The firing modes are easy to program. I brought a photocopy of my manual on the fields and was changing them during games with ease. The 9v battery compartment is also easily accessible, but once you have a 9v battery in there, quite hard to open again, so you don't have to worry about it dropping out. The burst function is cool, but I was usually going between safety and full auto. Oh, and before anyone complains about the 3 shot semi-auto safety feature before you can go full auto, boy am I glad it's implemented. If it weren't, I would've accidentally lit up a couple of people on my own team.
what are the weakness associated with the TM7? The only downside I have experienced with it is the take down. As mentioned previously, I also have an X7 and taking it down for cleaning was a cinch. As this is my first electronic gun, I don't know too much about it, so I have to take extra care when taking it apart to oil/lube the internals.
Also, this is supposed to be a "mil-sim" marker, but just because you slap an MP7 shell on a mini doesn't make it "mil-sim." Yes, having the internal regulator is great, but the main problems we woodsballers have is that either the hopper gets in the way when we either try to use red dot scopes, or the mask stops us being able to use iron sights properly if the marker has a stock. Neither of these issues are adressed, especially not when BT is dragging its heels with either developing a TM7 compatible Rip Clip, or even an official Rip Clip adaptor. This could easily be solved by including an off-set feed neck along with the feed neck that comes with it, but this simple solution was overlooked.

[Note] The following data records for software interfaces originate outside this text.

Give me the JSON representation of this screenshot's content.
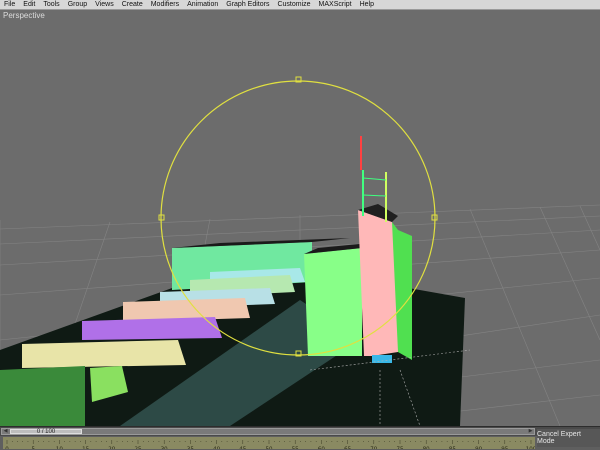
{
  "menu": {
    "items": [
      "File",
      "Edit",
      "Tools",
      "Group",
      "Views",
      "Create",
      "Modifiers",
      "Animation",
      "Graph Editors",
      "Customize",
      "MAXScript",
      "Help"
    ]
  },
  "viewport": {
    "label": "Perspective"
  },
  "timeline": {
    "frame_display": "0 / 100",
    "current_frame": 0,
    "total_frames": 100,
    "ruler_ticks": [
      "0",
      "5",
      "10",
      "15",
      "20",
      "25",
      "30",
      "35",
      "40",
      "45",
      "50",
      "55",
      "60",
      "65",
      "70",
      "75",
      "80",
      "85",
      "90",
      "95",
      "100"
    ]
  },
  "status": {
    "expert_button": "Cancel Expert Mode"
  },
  "colors": {
    "selection_gizmo": "#e0e040",
    "menubar": "#d7d7d7",
    "viewport_bg": "#6c6c6c"
  }
}
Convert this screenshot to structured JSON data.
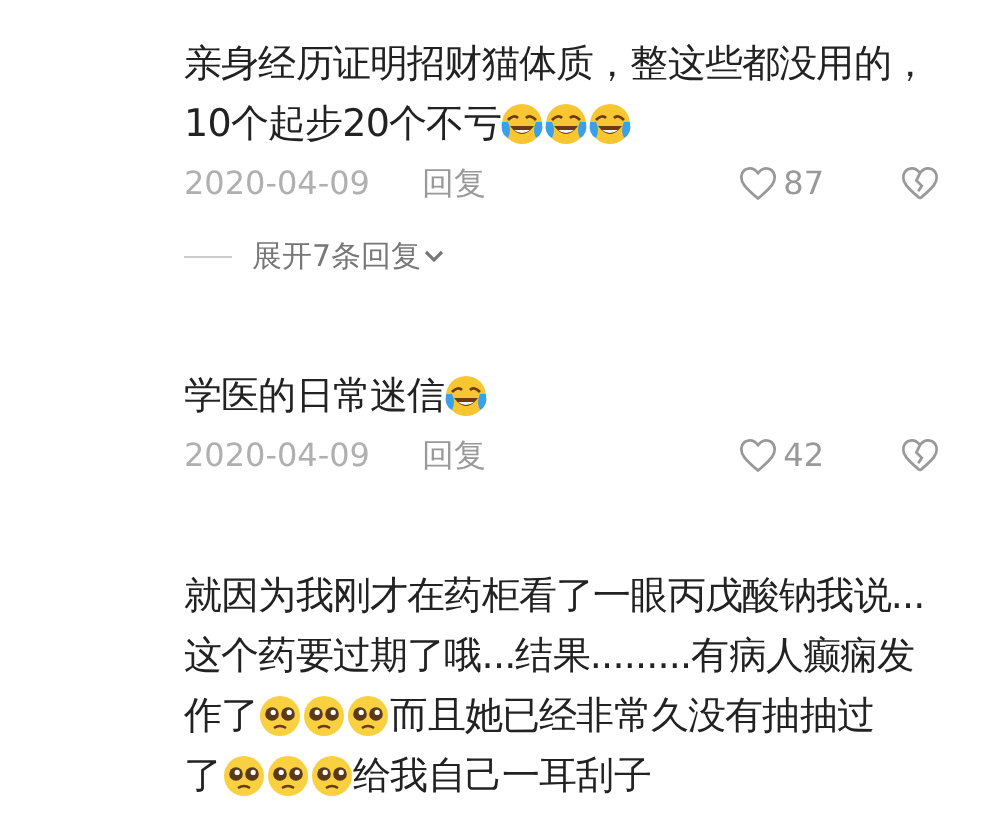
{
  "comments": [
    {
      "lines": [
        [
          {
            "kind": "text",
            "text": "亲身经历证明招财猫体质，整这些都没用的，"
          }
        ],
        [
          {
            "kind": "text",
            "text": "10个起步20个不亏"
          },
          {
            "kind": "laughing-emoji"
          },
          {
            "kind": "laughing-emoji"
          },
          {
            "kind": "laughing-emoji"
          }
        ]
      ],
      "date": "2020-04-09",
      "reply": "回复",
      "likes": "87",
      "liked": false,
      "expand": "展开7条回复"
    },
    {
      "lines": [
        [
          {
            "kind": "text",
            "text": "学医的日常迷信"
          },
          {
            "kind": "laughing-emoji"
          }
        ]
      ],
      "date": "2020-04-09",
      "reply": "回复",
      "likes": "42",
      "liked": false
    },
    {
      "lines": [
        [
          {
            "kind": "text",
            "text": "就因为我刚才在药柜看了一眼丙戊酸钠我说..."
          }
        ],
        [
          {
            "kind": "text",
            "text": "这个药要过期了哦...结果.........有病人癫痫发"
          }
        ],
        [
          {
            "kind": "text",
            "text": "作了"
          },
          {
            "kind": "pleading-emoji"
          },
          {
            "kind": "pleading-emoji"
          },
          {
            "kind": "pleading-emoji"
          },
          {
            "kind": "text",
            "text": "而且她已经非常久没有抽抽过"
          }
        ],
        [
          {
            "kind": "text",
            "text": "了"
          },
          {
            "kind": "pleading-emoji"
          },
          {
            "kind": "pleading-emoji"
          },
          {
            "kind": "pleading-emoji"
          },
          {
            "kind": "text",
            "text": "给我自己一耳刮子"
          }
        ]
      ]
    }
  ]
}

Did I mention that the stock barrel sucks?
The TM7 is a solid marker that works extremely well out of the box (if you don't get a lemon). The only thing you have to replace on it is the barrel, but other than that, the thing is great. It is simple enough for someone who's only used Tippmanns (98, A5, X7 w/o egrips) to figure out how to operate it the very first time at a field.
This is a great marker for one-day games, but due to the electronics involved, I would not take it to big, multiple day events because the eye and the hopper need care.
If you want a light, compact marker for casual play that rips right out of the box, the TM7 is for you. If you expect to play in the rain/snow/dirt, I would get something else, a woodsball marker with an egrip or response trigger.
I give it a solid 8 out of 10, -1 for a horrid, horrid, stock barrel, and -1 in general for all markers that I can't sight down the barrel.
I Disagree, the stock barrel is better than most of the later barrels you can get for it. And your sensetive trigger issue isn't a weakness, it is awesome, but if you hate it, you CAN change the sensitivity. And not really hard to take down, maybe if you are inexperienced at gun work, but it's as easy as following the owners manual. And your problem with the Red Dot, no matter what gun it is, there is NO point to a red dot, it is the paintball, not the marker. you can have the best paint in the world, but they still are not going to be perfect and fly 100% all the time. Not even real guns with bullets do that. Don't even spend the money on a Sight.